Exercise description
In this exercise, print only the lines from the line with "Transcribe this image's" to the last line of the data below, inclusive. Any pictures should be left out.

Material for this task
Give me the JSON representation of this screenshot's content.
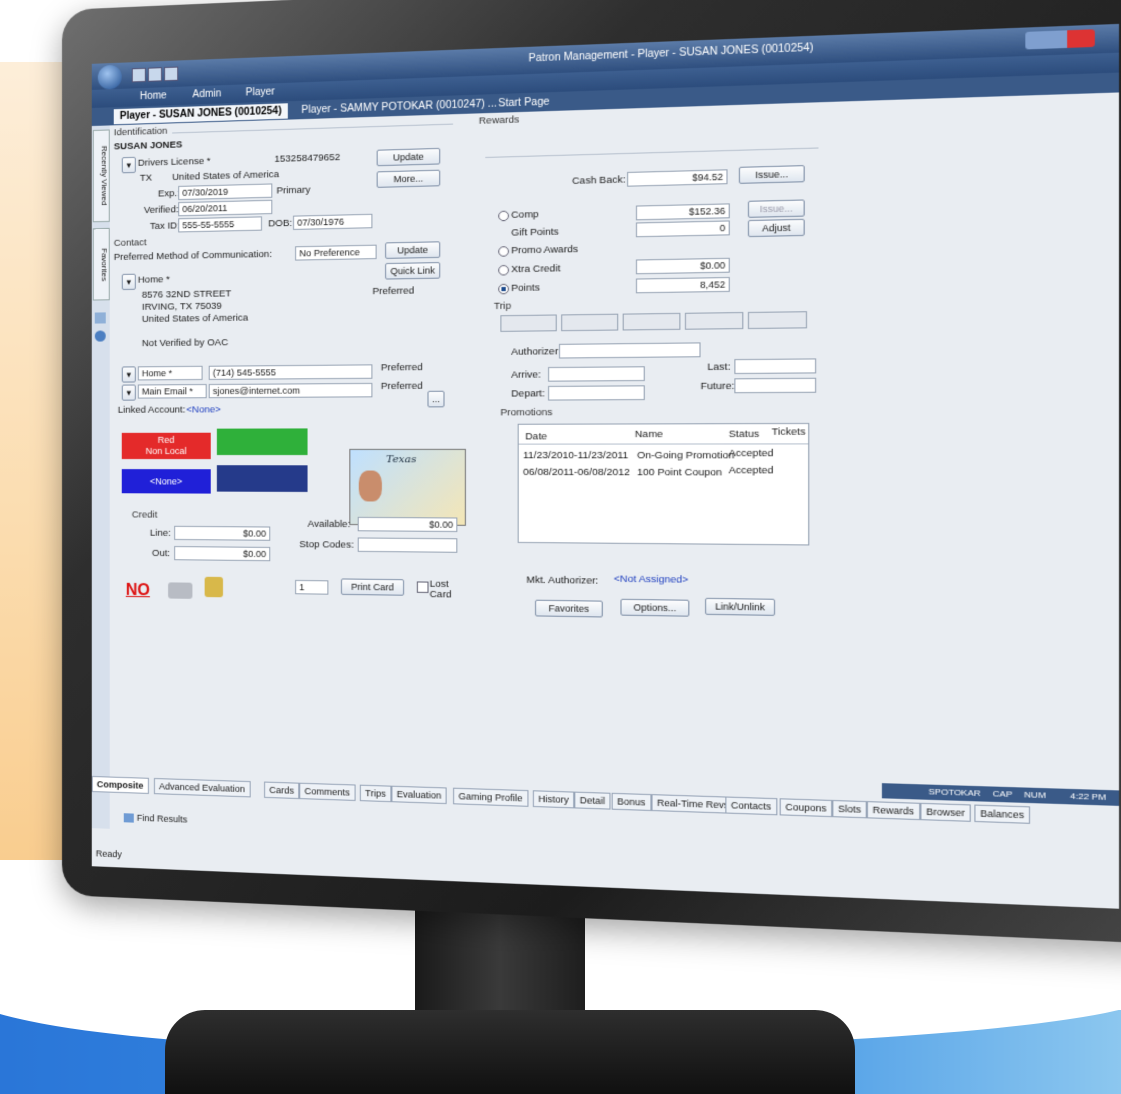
{
  "window": {
    "title": "Patron Management - Player - SUSAN JONES (0010254)",
    "menu": [
      "Home",
      "Admin",
      "Player"
    ]
  },
  "doc_tabs": [
    "Player - SUSAN JONES (0010254)",
    "Player - SAMMY POTOKAR (0010247) ...",
    "Start Page"
  ],
  "left_tabs": [
    "Recently Viewed",
    "Favorites"
  ],
  "identification": {
    "section": "Identification",
    "name": "SUSAN JONES",
    "id_type": "Drivers License *",
    "id_number": "153258479652",
    "state": "TX",
    "country": "United States of America",
    "exp_label": "Exp.:",
    "exp": "07/30/2019",
    "primary": "Primary",
    "verified_label": "Verified:",
    "verified": "06/20/2011",
    "taxid_label": "Tax ID:",
    "taxid": "555-55-5555",
    "dob_label": "DOB:",
    "dob": "07/30/1976",
    "update": "Update",
    "more": "More..."
  },
  "contact": {
    "section": "Contact",
    "pref_label": "Preferred Method of Communication:",
    "pref_value": "No Preference",
    "update": "Update",
    "quick_link": "Quick Link",
    "address_type": "Home *",
    "preferred": "Preferred",
    "address1": "8576 32ND STREET",
    "address2": "IRVING, TX  75039",
    "address3": "United States of America",
    "address4": "Not Verified by OAC",
    "phone_type": "Home *",
    "phone": "(714) 545-5555",
    "email_type": "Main Email *",
    "email": "sjones@internet.com",
    "phone_pref": "Preferred",
    "email_pref": "Preferred",
    "linked_label": "Linked Account:",
    "linked_value": "<None>",
    "ellipsis": "..."
  },
  "swatches": {
    "red_label": "Red\nNon Local",
    "blue_label": "<None>",
    "red": "#e42a2a",
    "green": "#2fb03a",
    "blue": "#2020d8",
    "navy": "#253a8a"
  },
  "idcard_text": "Texas",
  "credit": {
    "section": "Credit",
    "line_label": "Line:",
    "line": "$0.00",
    "out_label": "Out:",
    "out": "$0.00",
    "available_label": "Available:",
    "available": "$0.00",
    "stop_label": "Stop Codes:"
  },
  "bottom_left": {
    "no_icon": "NO",
    "copies": "1",
    "print_card": "Print Card",
    "lost_card": "Lost Card"
  },
  "rewards": {
    "section": "Rewards",
    "cashback_label": "Cash Back:",
    "cashback": "$94.52",
    "issue": "Issue...",
    "comp": "Comp",
    "comp_value": "$152.36",
    "issue2": "Issue...",
    "gift_points": "Gift Points",
    "gift_value": "0",
    "adjust": "Adjust",
    "promo_awards": "Promo Awards",
    "xtra_credit": "Xtra Credit",
    "xtra_value": "$0.00",
    "points": "Points",
    "points_value": "8,452"
  },
  "trip": {
    "section": "Trip",
    "authorizer": "Authorizer:",
    "arrive": "Arrive:",
    "depart": "Depart:",
    "last": "Last:",
    "future": "Future:"
  },
  "promotions": {
    "section": "Promotions",
    "headers": [
      "Date",
      "Name",
      "Status",
      "Tickets"
    ],
    "rows": [
      [
        "11/23/2010-11/23/2011",
        "On-Going Promotion",
        "Accepted",
        ""
      ],
      [
        "06/08/2011-06/08/2012",
        "100 Point Coupon",
        "Accepted",
        ""
      ]
    ]
  },
  "mkt_authorizer_label": "Mkt. Authorizer:",
  "mkt_authorizer_value": "<Not Assigned>",
  "actions": [
    "Favorites",
    "Options...",
    "Link/Unlink"
  ],
  "status": {
    "user": "SPOTOKAR",
    "caps": "CAP",
    "num": "NUM",
    "time": "4:22 PM"
  },
  "bottom_tabs": [
    "Composite",
    "Advanced Evaluation",
    "Cards",
    "Comments",
    "Trips",
    "Evaluation",
    "Gaming Profile",
    "History",
    "Detail",
    "Bonus",
    "Real-Time Revs",
    "Contacts",
    "Coupons",
    "Slots",
    "Rewards",
    "Browser",
    "Balances"
  ],
  "find_results": "Find Results",
  "ready": "Ready",
  "side_letter": "i"
}
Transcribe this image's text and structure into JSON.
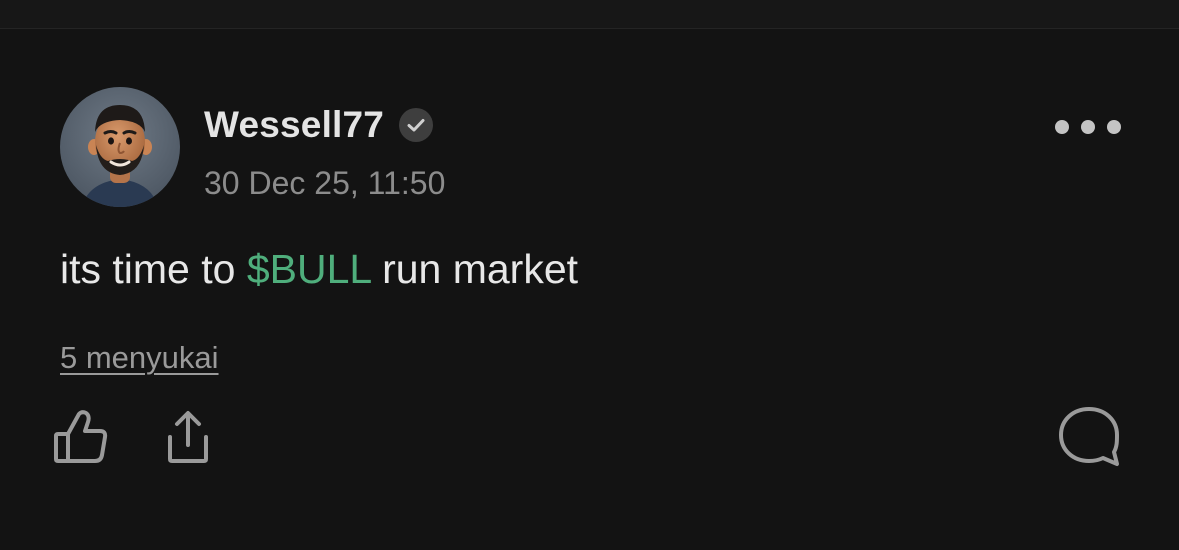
{
  "post": {
    "username": "Wessell77",
    "timestamp": "30 Dec 25, 11:50",
    "text_before": "its time to ",
    "cashtag": "$BULL",
    "text_after": " run market",
    "likes_label": "5 menyukai"
  },
  "icons": {
    "avatar": "avatar-3d-bearded-man",
    "verified": "verified-check-icon",
    "more": "more-dots-icon",
    "like": "thumbs-up-icon",
    "share": "share-icon",
    "comment": "comment-bubble-icon"
  },
  "colors": {
    "background": "#131313",
    "cashtag": "#4fae7c",
    "muted_text": "#8c8c8c",
    "icon": "#9a9a9a"
  }
}
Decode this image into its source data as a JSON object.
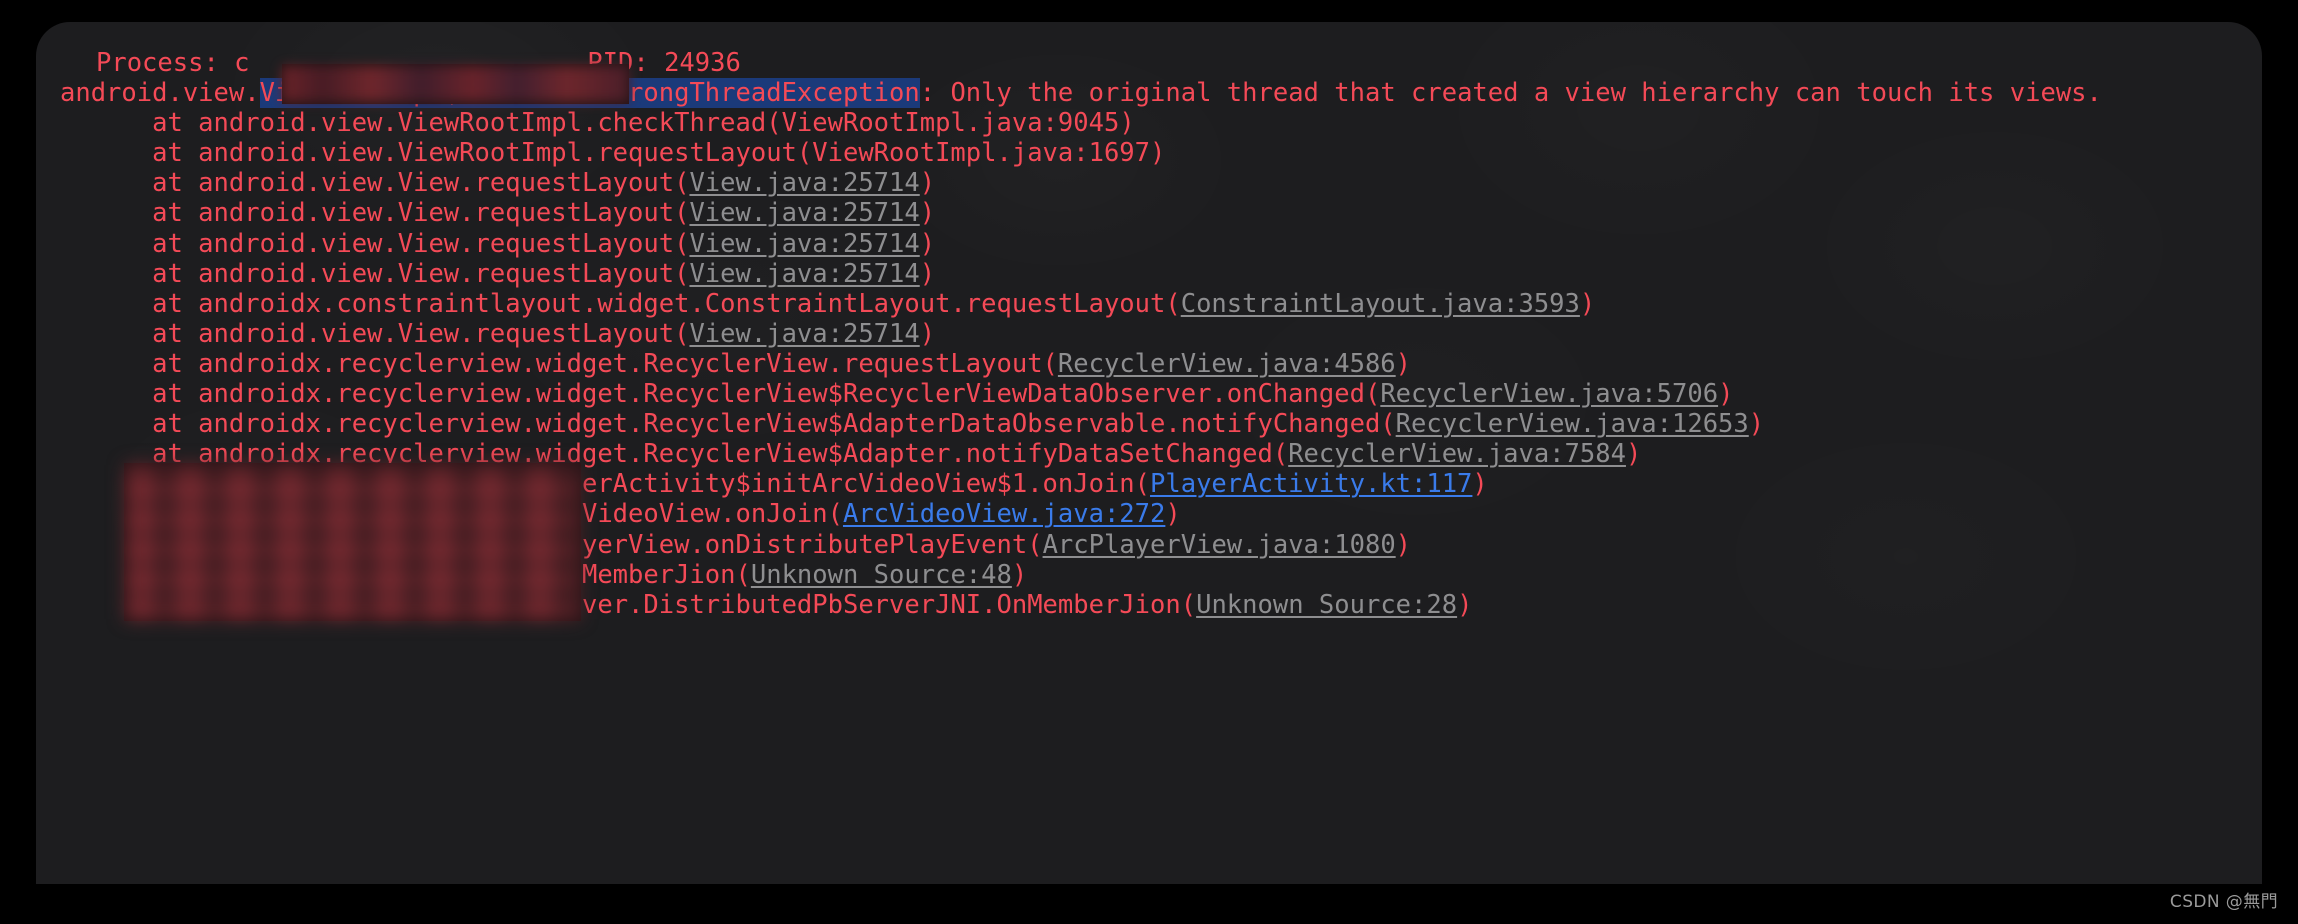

Solution
Transcribe this image's text and structure into JSON.
{
  "post": {
    "username": "Wessell77",
    "timestamp": "30 Dec 25, 11:50",
    "text_before": "its time to ",
    "cashtag": "$BULL",
    "text_after": " run market",
    "likes_label": "5 menyukai"
  },
  "icons": {
    "avatar": "avatar-3d-bearded-man",
    "verified": "verified-check-icon",
    "more": "more-dots-icon",
    "like": "thumbs-up-icon",
    "share": "share-icon",
    "comment": "comment-bubble-icon"
  },
  "colors": {
    "background": "#131313",
    "cashtag": "#4fae7c",
    "muted_text": "#8c8c8c",
    "icon": "#9a9a9a"
  }
}
Decode this image into its source data as a JSON object.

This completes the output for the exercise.